Mummified mice have been found on mountain tops in the Andes 6,000 meters (20,000 feet) above sea level. Although only one living rodent has been found under the same conditions, it is hard to explain the murine bodies other than that the mouse has mastered conditions thought to be beyond any mammals.
The tops of mountains in the Andes are often said to be the closest counterparts to Mars on Earth. Transport there being considerably easier, researchers have investigated the region for forms of life in an effort to assess the prospects for survival on the Red Planet. These searches have focused on finding microbes, or perhaps insects, since conditions were considered incapable of supporting mammals. That belief has run into some highly contradictory observations.
Antarctica and Greenland are closer to Mars in temperature than the high Andes, but the thin air and extreme dryness make this region a strong candidate for the best Martian analog. Whatever life manages to persist on the tops of the Andean volcanoes provides a guide to what might be possible in the even more inhospitable conditions on the planet itself.
Professor Jay Storz of the University of Nebraska, Lincoln was astonished when the team he was part of found a mummified mouse at the summit of Volcán Salín, lying by the side of a rock pile. Reasoning that what happens once can happen again the team kept an eye out and found seven others on the same mountaintop. A handful of others were found on other mountaintops of similar forbidding altitude, sometimes accompanied by the bones of dead mice.
“Well-trained mountain climbers can tolerate such extreme elevations during a one-day summit attempt, but the fact that mice are actually living at such elevations demonstrates that we have underestimated the physiological tolerances of small mammals,” said Storz in a statement.
The team even found one live mouse near the top of a nearby, even higher, volcano: Llullaillaco. On its own, this might have been considered very lost, perhaps disoriented by altitude sickness, but with the dead counterparts it more likely indicates a continuing behavior,
Although mummification is best known from the deliberate preservation of the dead in Egypt and Peru, it can also occur naturally. There’s certainly no reason to think that any hardy humans were climbing to the top of Volcán Salín in order to scatter these preserved bodies.
Indeed, if this had been the case someone would have to be very dedicated: on two of the volcanoes the mummified mice were no more than a few decades old, but a third site held mice estimated to be up to 350 years old.
These intrepid rodents were found to be Phyllotis vaccarum, a leaf-eared mouse already described from lower altitudes.

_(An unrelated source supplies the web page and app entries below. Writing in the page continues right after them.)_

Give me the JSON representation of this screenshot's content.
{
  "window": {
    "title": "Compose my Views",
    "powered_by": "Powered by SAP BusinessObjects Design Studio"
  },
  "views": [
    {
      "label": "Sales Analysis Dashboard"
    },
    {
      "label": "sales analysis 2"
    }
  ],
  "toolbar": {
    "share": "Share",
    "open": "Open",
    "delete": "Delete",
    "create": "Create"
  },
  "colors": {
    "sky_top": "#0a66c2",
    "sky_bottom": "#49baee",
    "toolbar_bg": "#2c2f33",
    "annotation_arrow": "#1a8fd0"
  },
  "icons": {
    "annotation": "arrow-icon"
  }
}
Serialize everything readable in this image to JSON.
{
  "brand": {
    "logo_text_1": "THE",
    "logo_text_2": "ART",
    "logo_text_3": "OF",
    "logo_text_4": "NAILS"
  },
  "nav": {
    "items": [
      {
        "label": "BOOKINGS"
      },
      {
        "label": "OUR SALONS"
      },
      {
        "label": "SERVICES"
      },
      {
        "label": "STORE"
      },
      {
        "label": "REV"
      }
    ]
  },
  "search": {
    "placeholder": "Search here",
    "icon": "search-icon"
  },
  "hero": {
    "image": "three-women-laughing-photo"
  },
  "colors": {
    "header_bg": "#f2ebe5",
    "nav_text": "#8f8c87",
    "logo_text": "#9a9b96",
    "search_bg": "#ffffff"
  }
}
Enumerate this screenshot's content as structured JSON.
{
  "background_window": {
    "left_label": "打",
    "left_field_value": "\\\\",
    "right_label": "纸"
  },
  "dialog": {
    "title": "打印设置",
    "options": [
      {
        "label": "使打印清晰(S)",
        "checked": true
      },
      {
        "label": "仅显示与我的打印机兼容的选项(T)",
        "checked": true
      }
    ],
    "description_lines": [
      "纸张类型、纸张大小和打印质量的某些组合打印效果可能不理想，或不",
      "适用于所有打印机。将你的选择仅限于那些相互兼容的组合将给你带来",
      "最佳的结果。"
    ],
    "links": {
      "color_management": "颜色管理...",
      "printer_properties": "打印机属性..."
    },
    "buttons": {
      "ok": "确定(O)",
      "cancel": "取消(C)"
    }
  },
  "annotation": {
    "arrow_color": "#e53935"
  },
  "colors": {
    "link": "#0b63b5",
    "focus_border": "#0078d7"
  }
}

Genetic analysis revealed equal numbers of males and females.
“The discovery of the mouse mummies on the summits of these freezing, wind-scoured volcano summits was a huge surprise,” Storz said. “In combination with our live-capture records of mice on the summits and flanks of other high-elevation Andean volcanoes, we are amassing more and more evidence that there are long-term resident populations of mice living at extreme elevations.”
Just because we know they’re there does not mean we understand how, however. Temperatures at these locations never exceed freezing point, oxygen is scarce and there’s no obvious food source. The Incas left sacrifices at locations like this, but 500 years later that would not represent the basis for a food chain.
To answer one of the many questions the discovery raises, Storz’s team is conducting research on captive mice collected at high (although not this high) elevations. They hope to learn what allows them to function with less than half the oxygen available at sea level.
No one thinks we’ll find mice (or spiders) on Mars, but every finding like this emphasizes that it’s a bad idea to write biology off.
The findings are published in Current Biology.